This year, I took it upon myself to make sure there were more of these. I had a brand new list of aikido Facebook friends I'd met at recent seminars, and I started talking to all of them last month about setting up three or four of these events for the coming summer. We had the first of them the first weekend in June. What follows is a list of observations from the event; I don't have a story here that comes to a single point.
Training outdoors requires greater attention to footwork.
Every step out in the grass must be a real, deliberate step. Even kata I knew very well were fumbling messes when I wasn't paying attention to my feet. Every little foot movement, even the move colloquially known as a "slide", demanded that my foot be deliberately and entirely lifted off the ground. It was quite different from the dojo, where an aikidoist can get away with "skating"on the mat (some clubs even prefer it).
Weapons training levels the playing field.
Get a group of people from a bunch of different aikido clubs together and the hardest thing to get them to do as a group will be weapons work. The Saito, Tohei, and Saotome lineages (for example) all teach essentially the same kotegaeshi but have vastly different weapons curricula. What this means at a gathering like the one in the park is that everything, no matter how basic, must be taught to the group as if to brand-new beginners, even if the group includes some black belts who have been training for decades.
I'm getting better, but I'm still not good enough.
Aikido's movements are largely based on kenjutsu, which means, in theory, that weapons training ought to be using mostly the same muscles as taijutsu (unarmed training). This in turn means that if I'm doing it right, my arms, shoulders, and back shouldn't be hurting too much afterward. At the end of two hours with the jo and then the bokken, my abs were sore rather than my arms or my back. I took this for a good sign: finally, I supposed, I had managed to use weapons from my center rather than my arms and back. When I woke up the next morning, though, my previously injured wrist
were very angry with me.
Outdoor training means being stared at.
We have managed to find a pretty secluded place for our gatherings, but a public park is still a public park. More than once, a motorist who was just coming by to park or turn around slowed way down to watch the spectacle of more than a dozen grown men and women apparently playing with sticks and wooden swords. One of them had her window rolled down and went by so slowly that my training partner and I could read her lips as she wondered aloud, "What the fuck?"

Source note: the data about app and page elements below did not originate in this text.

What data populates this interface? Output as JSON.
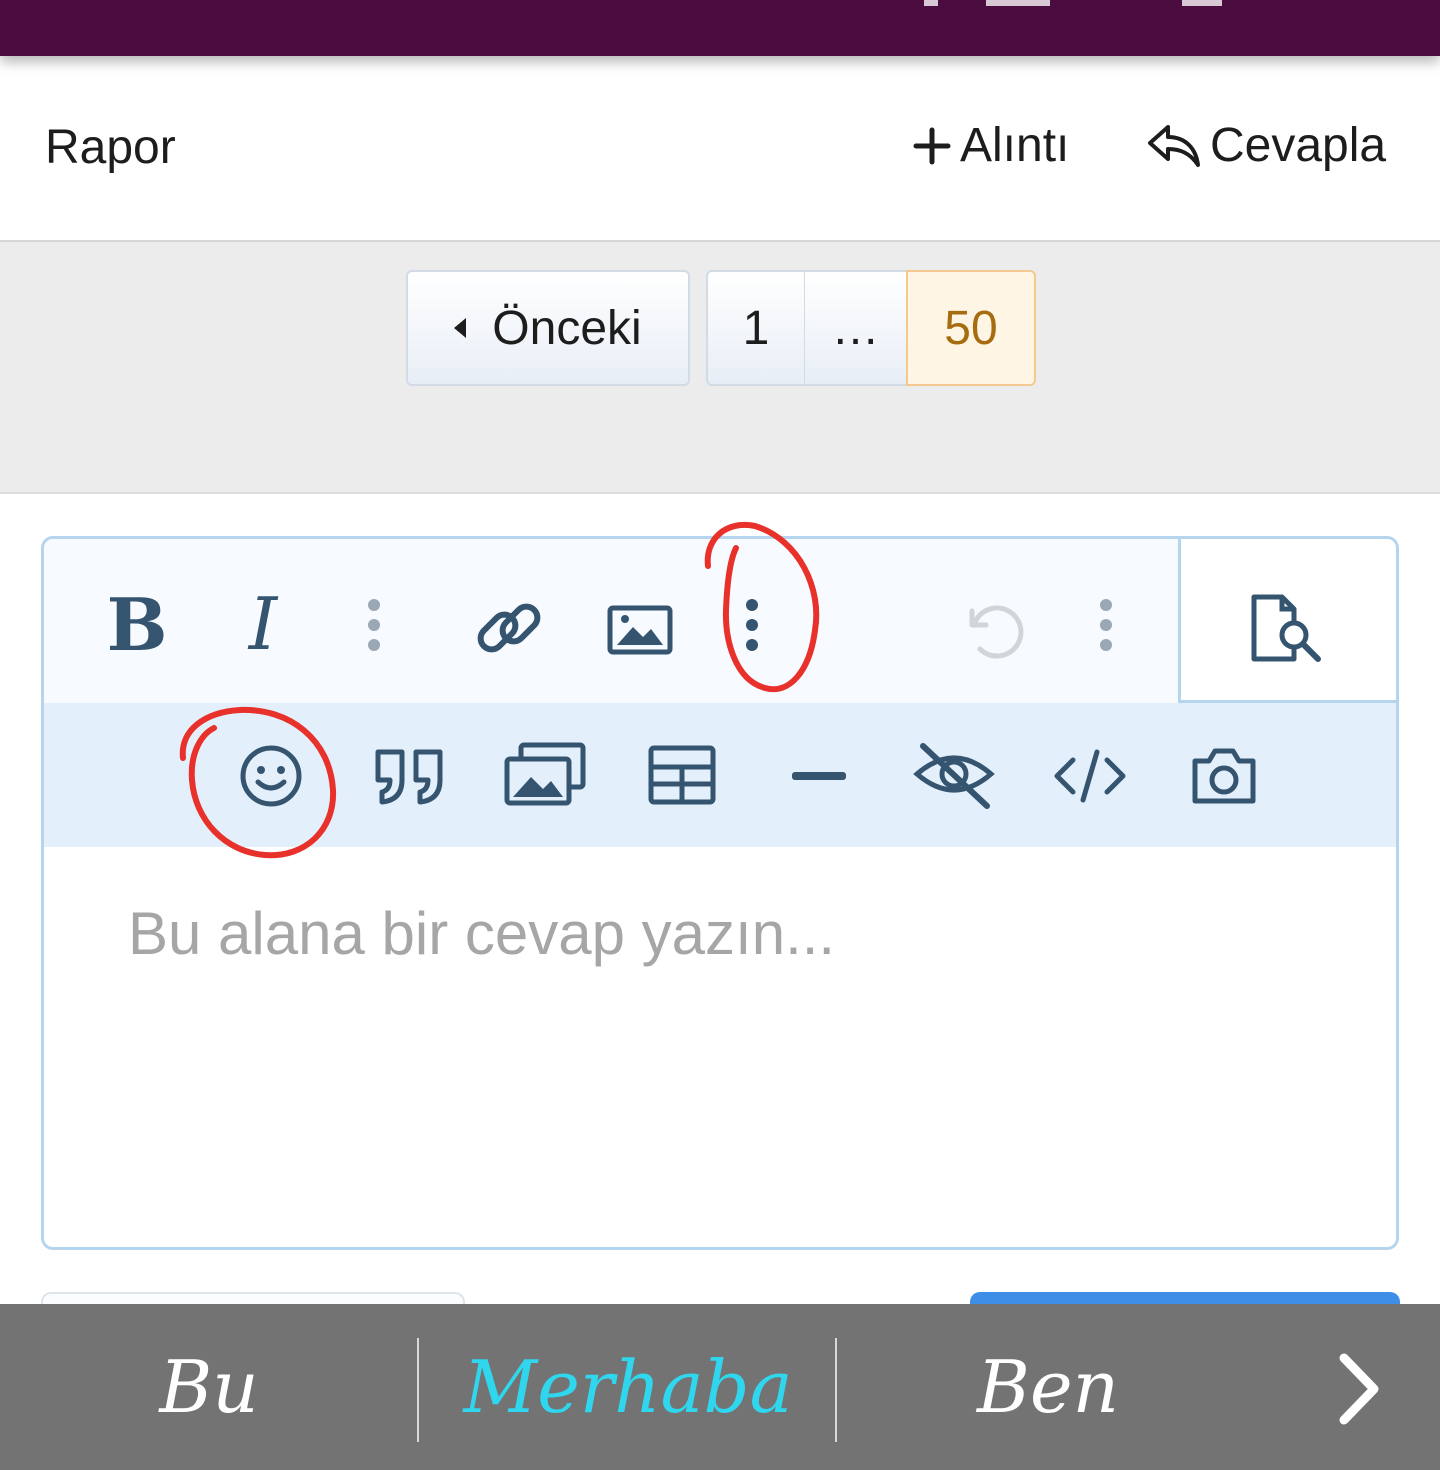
{
  "header": {
    "report_label": "Rapor",
    "quote_label": "Alıntı",
    "reply_label": "Cevapla"
  },
  "pagination": {
    "prev_label": "Önceki",
    "first_page": "1",
    "ellipsis": "…",
    "current_page": "50"
  },
  "editor": {
    "toolbar_row1": [
      "bold-icon",
      "italic-icon",
      "more-text-icon",
      "link-icon",
      "image-icon",
      "more-insert-icon",
      "undo-icon",
      "more-options-icon",
      "preview-icon"
    ],
    "toolbar_row2": [
      "smiley-icon",
      "quote-icon",
      "media-gallery-icon",
      "table-icon",
      "horizontal-line-icon",
      "spoiler-icon",
      "code-icon",
      "camera-icon"
    ],
    "bold_glyph": "B",
    "italic_glyph": "I",
    "placeholder": "Bu alana bir cevap yazın..."
  },
  "keyboard_suggestions": {
    "items": [
      "Bu",
      "Merhaba",
      "Ben"
    ],
    "highlighted": "Merhaba"
  },
  "colors": {
    "topbar": "#4b0c40",
    "icon": "#35546f",
    "current_page_text": "#a86c10",
    "highlight_suggestion": "#2fd6ee",
    "annotation": "#e8312a"
  }
}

All in all, aikido in the park is an interesting and educational experience, and there are much worse reasons to get a bunch of friends together. There's another one coming up late in July. Come join us if you're in the Milwaukee area.